The term divine sanction is used to convey the idea that man is ultimately answerable to God for his actions here on earth. This belief is fundamental to a religious view of the world. It implies that man is not autonomous but is under God and yet at the same time a free agent and not the victim of fate (see fate and fatalism). It means that events in this life have effects far transcending the purely temporal order.
The concept of reward and punishment found among non-Christian peoples expresses this truth only very inadequately. The doctrine of metempsychosis in its various forms is widespread and owes its popularity to the difficulty man experiences in imagining a sanction that is final and irreversible. A succession of lives, as propounded by many Asian religions and various forms of theosophy, allows for some sort of reward or punishment but does not take into account the continued existence of the human person. The true idea of expiation is destroyed if man does not know for what he is atoning.
It is to revelation that one must turn for a full treatment of divine sanction that preserves the freedom and responsibility of man. In the earlier writings of the Old Testament there is a firm conviction that any transgression of the law brings unhappiness in this life. Plague, famine, war are taken as indications of God's displeasure with His people (e.g., in 1 Kgs 9.9). Only later, when the problem arises of the suffering of the just (Book of Job), is it recognized that the only true explanation is to be sought in a reward and punishment after death. It is in the later wisdom literature that the immortality of the soul and the nature of the afterlife are more fully worked out. The New Testament stresses the fact that this sanction will be in the next life. Christ does speak of compensation in this life (Lk 18.29–30), but the impact of His affirmations is that the real reward or punishment is reserved for afterward and this is of a spiritual nature and not to be compared with the joys and sorrows of this life.

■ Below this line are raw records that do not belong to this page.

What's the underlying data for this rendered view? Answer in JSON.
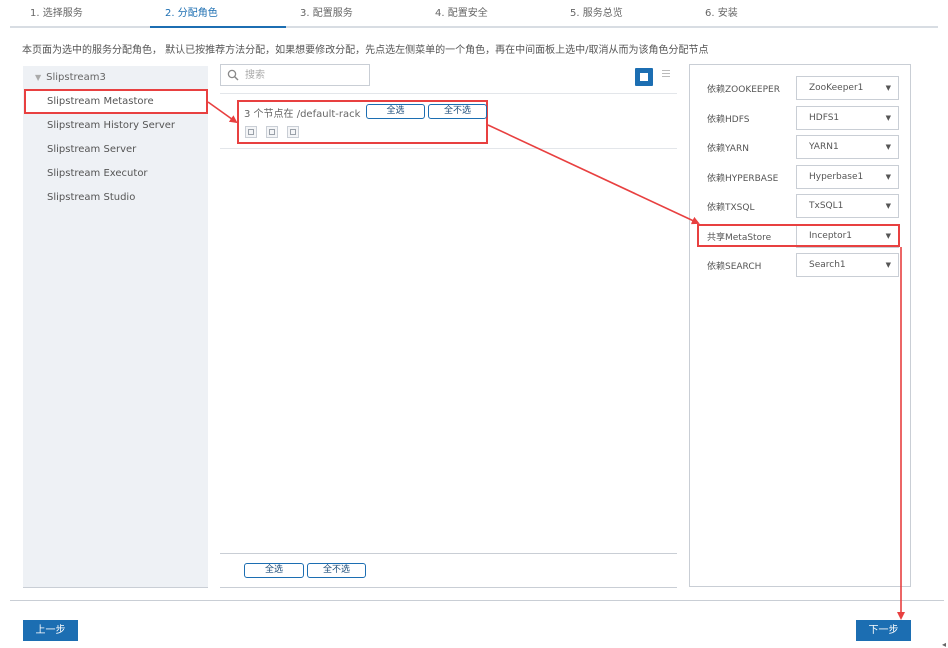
{
  "steps": [
    {
      "label": "1. 选择服务"
    },
    {
      "label": "2. 分配角色"
    },
    {
      "label": "3. 配置服务"
    },
    {
      "label": "4. 配置安全"
    },
    {
      "label": "5. 服务总览"
    },
    {
      "label": "6. 安装"
    }
  ],
  "active_step": 2,
  "description": "本页面为选中的服务分配角色， 默认已按推荐方法分配，如果想要修改分配，先点选左侧菜单的一个角色，再在中间面板上选中/取消从而为该角色分配节点",
  "roles": {
    "group": "Slipstream3",
    "items": [
      {
        "label": "Slipstream Metastore"
      },
      {
        "label": "Slipstream History Server"
      },
      {
        "label": "Slipstream Server"
      },
      {
        "label": "Slipstream Executor"
      },
      {
        "label": "Slipstream Studio"
      }
    ],
    "selected_index": 0
  },
  "search": {
    "placeholder": "搜索"
  },
  "rack": {
    "label": "3 个节点在 /default-rack",
    "select_all": "全选",
    "select_none": "全不选",
    "node_count": 3
  },
  "bottom": {
    "select_all": "全选",
    "select_none": "全不选"
  },
  "dependencies": [
    {
      "label": "依赖ZOOKEEPER",
      "value": "ZooKeeper1"
    },
    {
      "label": "依赖HDFS",
      "value": "HDFS1"
    },
    {
      "label": "依赖YARN",
      "value": "YARN1"
    },
    {
      "label": "依赖HYPERBASE",
      "value": "Hyperbase1"
    },
    {
      "label": "依赖TXSQL",
      "value": "TxSQL1"
    },
    {
      "label": "共享MetaStore",
      "value": "Inceptor1"
    },
    {
      "label": "依赖SEARCH",
      "value": "Search1"
    }
  ],
  "nav": {
    "prev": "上一步",
    "next": "下一步"
  },
  "colors": {
    "accent": "#1c6eb2",
    "annotation": "#e84040"
  }
}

Man's nature is such that the appeal to a final sanction will always be necessary; the Stoic and Kantian ideal of virtue for virtue's sake does not take into account man in his present fallen situation. But Stoicism does well to react against a servile worship of God whose only motive is fear of punishment or hope of reward (see stoicism; kantianism). The belief in God as rewarder and punisher is to instill in man a sense of dependence on God and responsibility in his actions. God's sanction is not an arbitrary decision imposed with no intrinsic connection with what man does. Rather, it is the manifestation of how his activities stand in reality. If his life is Goddirected, he will reap the reward and obtain God; if it is not directed to Him, he will not attain Him.
See Also: fire of judgment; judgment, divine (in the bible); judgment, divine (in theology); merit; eschatology, articles on.
Bibliography: Dictionnaire de théologie catholique, ed. a. vacant, 15 v. (Paris 1903–50; Tables générales 1951–), Tables générales 2:2705–19. w. pesch, h. fries, ed., Handbuch theologischer Grundbegriffe, 2 v. (Munich 1962–63) 2:748–751.
[m. e. williams]